> This means that an LIR can only receive a one-time /22 allocation (1,024 IPv4 addresses) if it can justify the need and already has an IPv6 allocation
But still, nice if you want to try it out and test with it.
Nobody cares that your app is written in Rails of NodeJS. People care that it works and does what matters to them. IPv4 is doomed to not work at some point so we "tech nerds" have to care and do something about it.
> IPv6 is used by nobody
From the top of my mind, many of the french ISPs have IPv6 ready on the customer side, a radio button click away, while some are even on by default. I can readily assume that today, every worthwhile machine connected to a LAN supports at least IPv6 local scope. Also, every single Mac out there uses an IPv6 VPN (over IPwhatever) when (at least) Back to my Mac is active (ifconfig utun0).
> in five years it will still be nowhere
Unless you settle for impractical definitions of "nowhere" as "not ubiquitous", it is definitely there already. IPv6 does solve real problems today, locally and globally.
I think this is one of the key points that certain people end up missing.
Windows Vista and later can do IPv6 by default, recent versions of OS X will do it by default as well. All an ISP needs to do is send a user a router which can handle IPv6 traffic - and suddenly the entire network will start doing IPv6 traffic with places like Google who are IPv6 ready.
It will just happen! Add the IPv6 ready equipment and the traffic will flow. The only problem is certain ISPs who are still stuck with their heads in sand, not providing IPv6 connectivity, and still providing customers equipment which can't deal with IPv6 traffic - some of which might not be possible to upgrade.
January 2011: 0.24%
January 2012: 0.41%
January 2013: 1.07%
Not-quite January 2014: 2.54%
Which means that it will be ubiquitous within 5 years, if it carries on this trend.
Not quite ubiquity. Also, expect some flattening of the growth rate.
I'd also like to mention that we do not have a static IP, it just changes less often than it did with DSL.
 http://www.kabeldeutschland.de/portal/faq/article/id/631 (German)

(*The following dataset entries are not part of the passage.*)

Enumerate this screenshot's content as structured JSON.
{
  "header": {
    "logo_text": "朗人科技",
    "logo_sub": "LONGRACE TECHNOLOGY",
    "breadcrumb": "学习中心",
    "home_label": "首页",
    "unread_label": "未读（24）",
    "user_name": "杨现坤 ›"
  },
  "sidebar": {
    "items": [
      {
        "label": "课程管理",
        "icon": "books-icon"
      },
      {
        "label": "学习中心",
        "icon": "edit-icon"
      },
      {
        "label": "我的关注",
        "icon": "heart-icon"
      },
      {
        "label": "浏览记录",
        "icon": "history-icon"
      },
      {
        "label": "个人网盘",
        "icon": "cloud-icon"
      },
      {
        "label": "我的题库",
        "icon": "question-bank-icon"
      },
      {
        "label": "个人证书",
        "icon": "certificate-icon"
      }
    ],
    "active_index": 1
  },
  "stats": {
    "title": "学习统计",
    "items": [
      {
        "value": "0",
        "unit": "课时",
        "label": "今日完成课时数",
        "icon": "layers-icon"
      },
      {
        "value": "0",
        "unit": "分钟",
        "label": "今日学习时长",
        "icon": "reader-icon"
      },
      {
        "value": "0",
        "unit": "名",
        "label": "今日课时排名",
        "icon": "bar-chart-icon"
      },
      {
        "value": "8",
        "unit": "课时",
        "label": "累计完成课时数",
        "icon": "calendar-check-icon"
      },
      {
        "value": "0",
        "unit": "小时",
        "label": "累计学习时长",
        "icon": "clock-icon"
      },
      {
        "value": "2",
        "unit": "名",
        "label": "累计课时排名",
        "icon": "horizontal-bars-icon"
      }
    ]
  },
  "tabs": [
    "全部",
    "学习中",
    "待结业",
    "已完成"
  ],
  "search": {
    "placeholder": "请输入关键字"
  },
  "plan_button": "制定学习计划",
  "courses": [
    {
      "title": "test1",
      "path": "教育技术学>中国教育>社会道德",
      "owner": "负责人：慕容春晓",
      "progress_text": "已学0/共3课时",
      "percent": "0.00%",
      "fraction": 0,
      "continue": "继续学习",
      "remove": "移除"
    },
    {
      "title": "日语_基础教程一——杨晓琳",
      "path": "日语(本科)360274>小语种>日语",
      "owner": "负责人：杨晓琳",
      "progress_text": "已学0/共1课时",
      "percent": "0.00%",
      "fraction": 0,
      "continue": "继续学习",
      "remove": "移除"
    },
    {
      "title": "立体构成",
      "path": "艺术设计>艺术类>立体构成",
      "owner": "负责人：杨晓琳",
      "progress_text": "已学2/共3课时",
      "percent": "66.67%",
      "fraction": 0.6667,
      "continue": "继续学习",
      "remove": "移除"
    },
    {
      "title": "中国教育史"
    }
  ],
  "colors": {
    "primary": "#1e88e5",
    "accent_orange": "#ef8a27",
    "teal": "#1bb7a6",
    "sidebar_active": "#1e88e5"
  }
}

People will start to care when IPv6 takeup hits critical mass and we start seeing services optimised for it. When people start seeing services they want to use not working as well through layers of NAT, they start asking their ISPs why they are having a problem and their friends on other ISPs aren't. Maybe at some point services will start charging a premium for IPv4 access (so IPv6 users aren't subsidising those who haven't moved forward yet) like on retail business did for IE6/7 users (http://www.bbc.co.uk/news/technology-18440979) then people will care. That seems extreme though and might alienate users, less severe option would be to serve more adverts.
There are some places where things are already heading towards being IPv6 only. A friend of mine noticed this when out east for a work related trip, the hotel he was in provided Internet access but IPv6 only internally. They provided a 6-to-4 gateway so IPv4 only sites worked fine (with everyone from several places looking to be coming from the same address) but your device had to speak IPv6 to connect to the network in the first place (which his phone didn't).
When I'm working from outside home, I use a tinc VPN to access my IPv6 services, and also redirect my IPv6 traffic through my home network.
Other fun experiment: if you are ipv6-enabled, look at the percentage of bittorrent peers who are in ipv6 vs ipv4. IPv6 is growing.
It will be a deal in 1-2 years. The world rotates fast these days.